───── DATA EXCERPTS

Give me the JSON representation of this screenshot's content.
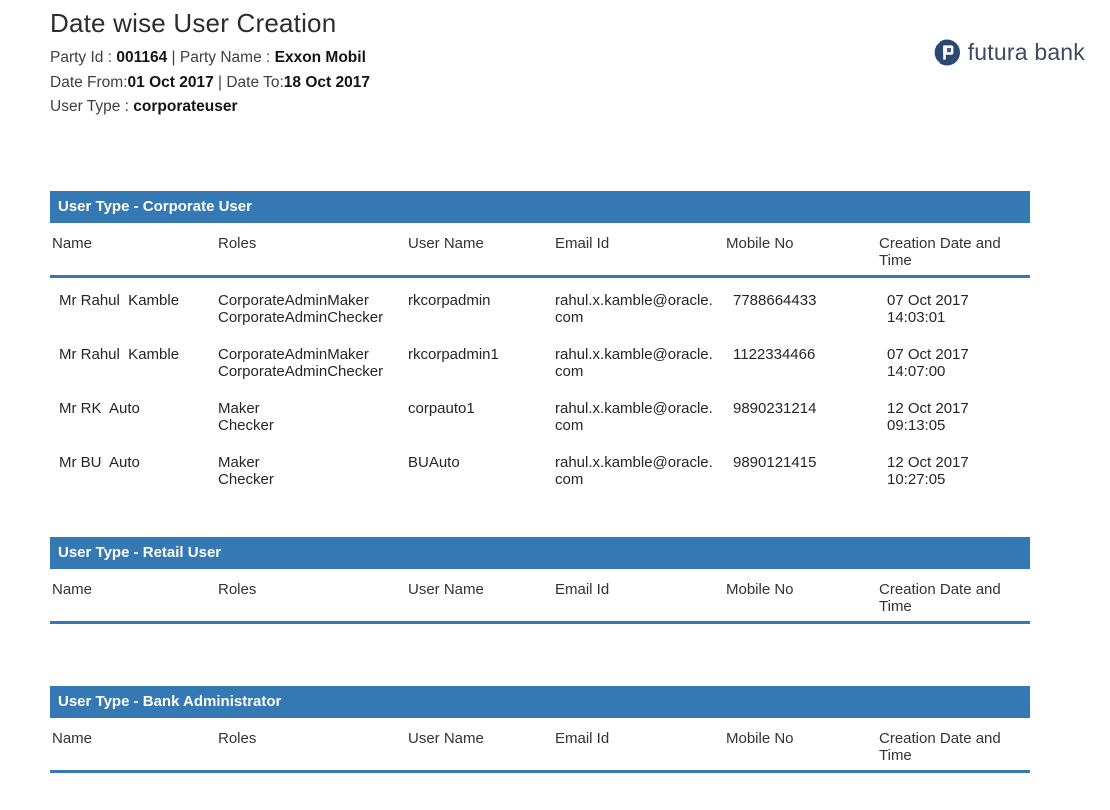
{
  "report": {
    "title": "Date wise User Creation",
    "party_id_label": "Party Id : ",
    "party_id": "001164",
    "separator": " | ",
    "party_name_label": "Party Name : ",
    "party_name": "Exxon Mobil",
    "date_from_label": "Date From:",
    "date_from": "01 Oct 2017",
    "date_to_label": "Date To:",
    "date_to": "18 Oct 2017",
    "user_type_label": "User Type : ",
    "user_type": "corporateuser"
  },
  "logo": {
    "text": "futura bank"
  },
  "colors": {
    "accent_blue": "#3478B4",
    "bar_text": "#FFFFFF",
    "logo_navy": "#2B4872"
  },
  "columns": [
    "Name",
    "Roles",
    "User Name",
    "Email Id",
    "Mobile No",
    "Creation Date and Time"
  ],
  "sections": [
    {
      "title": "User Type - Corporate User",
      "rows": [
        {
          "name": "Mr Rahul  Kamble",
          "roles": "CorporateAdminMaker\nCorporateAdminChecker",
          "user_name": "rkcorpadmin",
          "email": "rahul.x.kamble@oracle.com",
          "mobile": "7788664433",
          "creation": "07 Oct 2017\n14:03:01"
        },
        {
          "name": "Mr Rahul  Kamble",
          "roles": "CorporateAdminMaker\nCorporateAdminChecker",
          "user_name": "rkcorpadmin1",
          "email": "rahul.x.kamble@oracle.com",
          "mobile": "1122334466",
          "creation": "07 Oct 2017\n14:07:00"
        },
        {
          "name": "Mr RK  Auto",
          "roles": "Maker\nChecker",
          "user_name": "corpauto1",
          "email": "rahul.x.kamble@oracle.com",
          "mobile": "9890231214",
          "creation": "12 Oct 2017\n09:13:05"
        },
        {
          "name": "Mr BU  Auto",
          "roles": "Maker\nChecker",
          "user_name": "BUAuto",
          "email": "rahul.x.kamble@oracle.com",
          "mobile": "9890121415",
          "creation": "12 Oct 2017\n10:27:05"
        }
      ]
    },
    {
      "title": "User Type - Retail User",
      "rows": []
    },
    {
      "title": "User Type - Bank Administrator",
      "rows": []
    }
  ]
}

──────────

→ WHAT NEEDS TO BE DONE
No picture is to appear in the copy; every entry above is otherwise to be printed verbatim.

→ TASK ANSWER
Give me the JSON representation of this screenshot's content.
{
  "report": {
    "title": "Date wise User Creation",
    "party_id_label": "Party Id : ",
    "party_id": "001164",
    "separator": " | ",
    "party_name_label": "Party Name : ",
    "party_name": "Exxon Mobil",
    "date_from_label": "Date From:",
    "date_from": "01 Oct 2017",
    "date_to_label": "Date To:",
    "date_to": "18 Oct 2017",
    "user_type_label": "User Type : ",
    "user_type": "corporateuser"
  },
  "logo": {
    "text": "futura bank"
  },
  "colors": {
    "accent_blue": "#3478B4",
    "bar_text": "#FFFFFF",
    "logo_navy": "#2B4872"
  },
  "columns": [
    "Name",
    "Roles",
    "User Name",
    "Email Id",
    "Mobile No",
    "Creation Date and Time"
  ],
  "sections": [
    {
      "title": "User Type - Corporate User",
      "rows": [
        {
          "name": "Mr Rahul  Kamble",
          "roles": "CorporateAdminMaker\nCorporateAdminChecker",
          "user_name": "rkcorpadmin",
          "email": "rahul.x.kamble@oracle.com",
          "mobile": "7788664433",
          "creation": "07 Oct 2017\n14:03:01"
        },
        {
          "name": "Mr Rahul  Kamble",
          "roles": "CorporateAdminMaker\nCorporateAdminChecker",
          "user_name": "rkcorpadmin1",
          "email": "rahul.x.kamble@oracle.com",
          "mobile": "1122334466",
          "creation": "07 Oct 2017\n14:07:00"
        },
        {
          "name": "Mr RK  Auto",
          "roles": "Maker\nChecker",
          "user_name": "corpauto1",
          "email": "rahul.x.kamble@oracle.com",
          "mobile": "9890231214",
          "creation": "12 Oct 2017\n09:13:05"
        },
        {
          "name": "Mr BU  Auto",
          "roles": "Maker\nChecker",
          "user_name": "BUAuto",
          "email": "rahul.x.kamble@oracle.com",
          "mobile": "9890121415",
          "creation": "12 Oct 2017\n10:27:05"
        }
      ]
    },
    {
      "title": "User Type - Retail User",
      "rows": []
    },
    {
      "title": "User Type - Bank Administrator",
      "rows": []
    }
  ]
}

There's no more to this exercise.